After the 1962 season, the American Association disbanded, and some of its member teams were distributed between the Pacific Coast League and the International League, while others (the Louisville Colonels and Omaha Dodgers) folded. The Indianapolis Indians were first assigned to the IL but then, in a geographic oddity, they were switched to the PCL. The Dallas Rangers, the Denver Bears, and the Oklahoma City 89ers also went to the PCL.
With major league expansion in 1969, and the need for four new Triple-A farm teams, the time seemed right for reviving the league, which re-acquired its old Indianapolis territory from the PCL, along with several cities that were new to the Association.

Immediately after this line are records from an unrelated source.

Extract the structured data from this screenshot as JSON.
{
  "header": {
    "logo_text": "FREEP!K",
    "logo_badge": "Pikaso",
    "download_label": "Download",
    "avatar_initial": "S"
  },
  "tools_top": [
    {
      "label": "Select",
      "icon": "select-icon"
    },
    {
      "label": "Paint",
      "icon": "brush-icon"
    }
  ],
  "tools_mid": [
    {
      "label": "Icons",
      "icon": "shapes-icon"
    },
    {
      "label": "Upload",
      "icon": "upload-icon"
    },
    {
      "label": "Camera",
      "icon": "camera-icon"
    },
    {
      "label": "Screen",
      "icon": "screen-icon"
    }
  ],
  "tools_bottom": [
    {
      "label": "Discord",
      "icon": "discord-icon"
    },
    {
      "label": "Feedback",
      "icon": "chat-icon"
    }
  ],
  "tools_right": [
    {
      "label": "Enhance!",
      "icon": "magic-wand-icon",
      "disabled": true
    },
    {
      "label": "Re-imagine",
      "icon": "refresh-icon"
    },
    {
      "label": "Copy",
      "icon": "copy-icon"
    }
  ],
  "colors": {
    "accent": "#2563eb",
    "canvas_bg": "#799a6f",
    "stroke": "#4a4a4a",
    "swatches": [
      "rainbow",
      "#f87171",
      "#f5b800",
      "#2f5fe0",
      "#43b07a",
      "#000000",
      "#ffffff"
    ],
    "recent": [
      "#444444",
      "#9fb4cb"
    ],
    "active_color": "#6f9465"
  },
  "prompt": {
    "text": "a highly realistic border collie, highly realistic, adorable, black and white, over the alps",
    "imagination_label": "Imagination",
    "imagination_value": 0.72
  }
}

After the 1997 season, the American Association disbanded for the second time, and its teams were again distributed to the remaining Triple-A leagues. The Iowa Cubs, Nashville Sounds, New Orleans Zephyrs, Oklahoma City 89ers (now the Oklahoma City Dodgers), and Omaha Royals joined the West Coast Pacific Coast League starting with the 1998 season. The Buffalo Bisons, Indianapolis Indians, and Louisville Redbirds became part of the International League, also starting in 1998.
The Buffalo Bisons were the last league champions in 1997, and the trophy is still in their possession.
On and off, from 1905 to 1962, and again from 1970 to 1975, the American Association champion played against the champion from the International League in the Junior World Series. The champions from these two leagues and the Pacific Coast League also met during 1983 at the Triple-A World Series.
From 1988 until the league's demise in 1997, players from all three Triple-A leagues were selected to play in the mid-season Triple-A All-Star Game. One team was made up of All-Stars from American League affiliates and the other of National League affiliates.